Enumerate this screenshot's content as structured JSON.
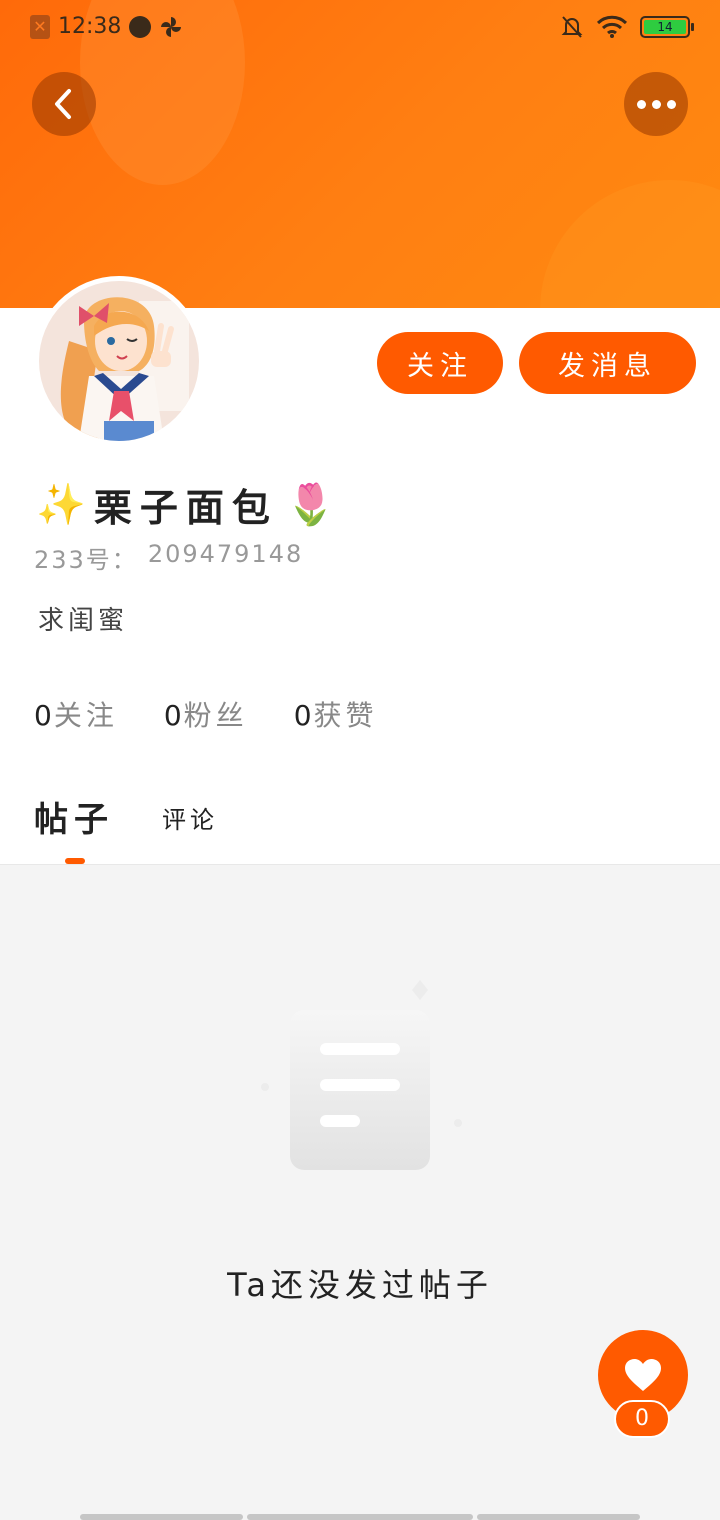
{
  "status_bar": {
    "time": "12:38",
    "battery": "14",
    "icons": [
      "app-notification-icon",
      "planet-icon",
      "pinwheel-icon",
      "mute-bell-icon",
      "wifi-icon",
      "battery-icon"
    ]
  },
  "header": {
    "back_icon": "chevron-left-icon",
    "more_icon": "more-dots-icon",
    "colors": {
      "gradient_start": "#ff6a0a",
      "gradient_end": "#ff8a10"
    }
  },
  "profile": {
    "avatar_desc": "anime-girl-avatar",
    "name_prefix_emoji": "✨",
    "name": "栗子面包",
    "name_suffix_emoji": "🌷",
    "account_label": "233号：",
    "account_id": "209479148",
    "bio": "求闺蜜",
    "follow_label": "关注",
    "message_label": "发消息"
  },
  "stats": [
    {
      "count": "0",
      "label": "关注"
    },
    {
      "count": "0",
      "label": "粉丝"
    },
    {
      "count": "0",
      "label": "获赞"
    }
  ],
  "tabs": {
    "posts_label": "帖子",
    "comments_label": "评论",
    "active": "posts"
  },
  "empty_state": {
    "icon": "empty-document-icon",
    "message": "Ta还没发过帖子"
  },
  "like_fab": {
    "icon": "heart-icon",
    "count": "0"
  },
  "accent_color": "#ff5a00"
}
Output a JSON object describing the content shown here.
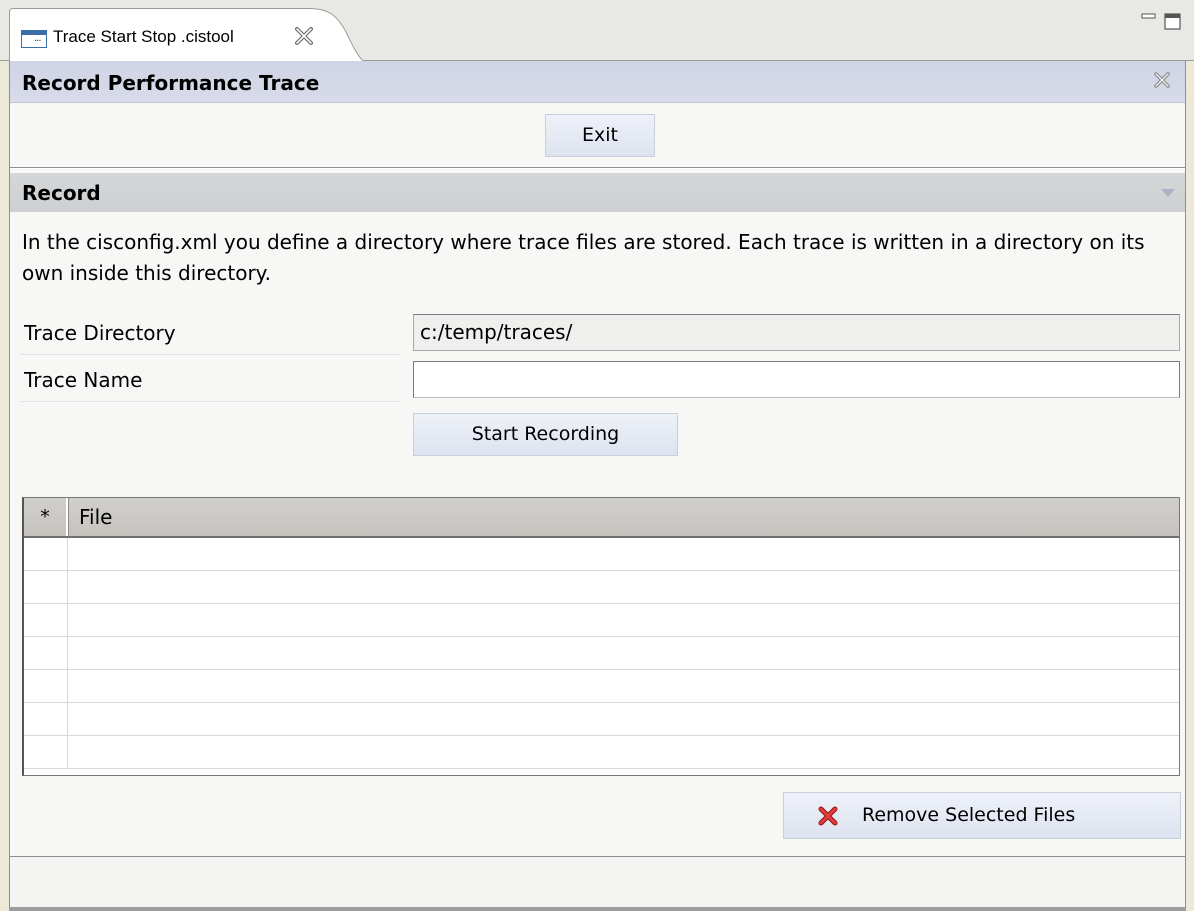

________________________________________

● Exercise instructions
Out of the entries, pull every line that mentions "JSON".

● Exercise result
Enumerate this screenshot's content as structured JSON.
Output a JSON object describing the content shown here.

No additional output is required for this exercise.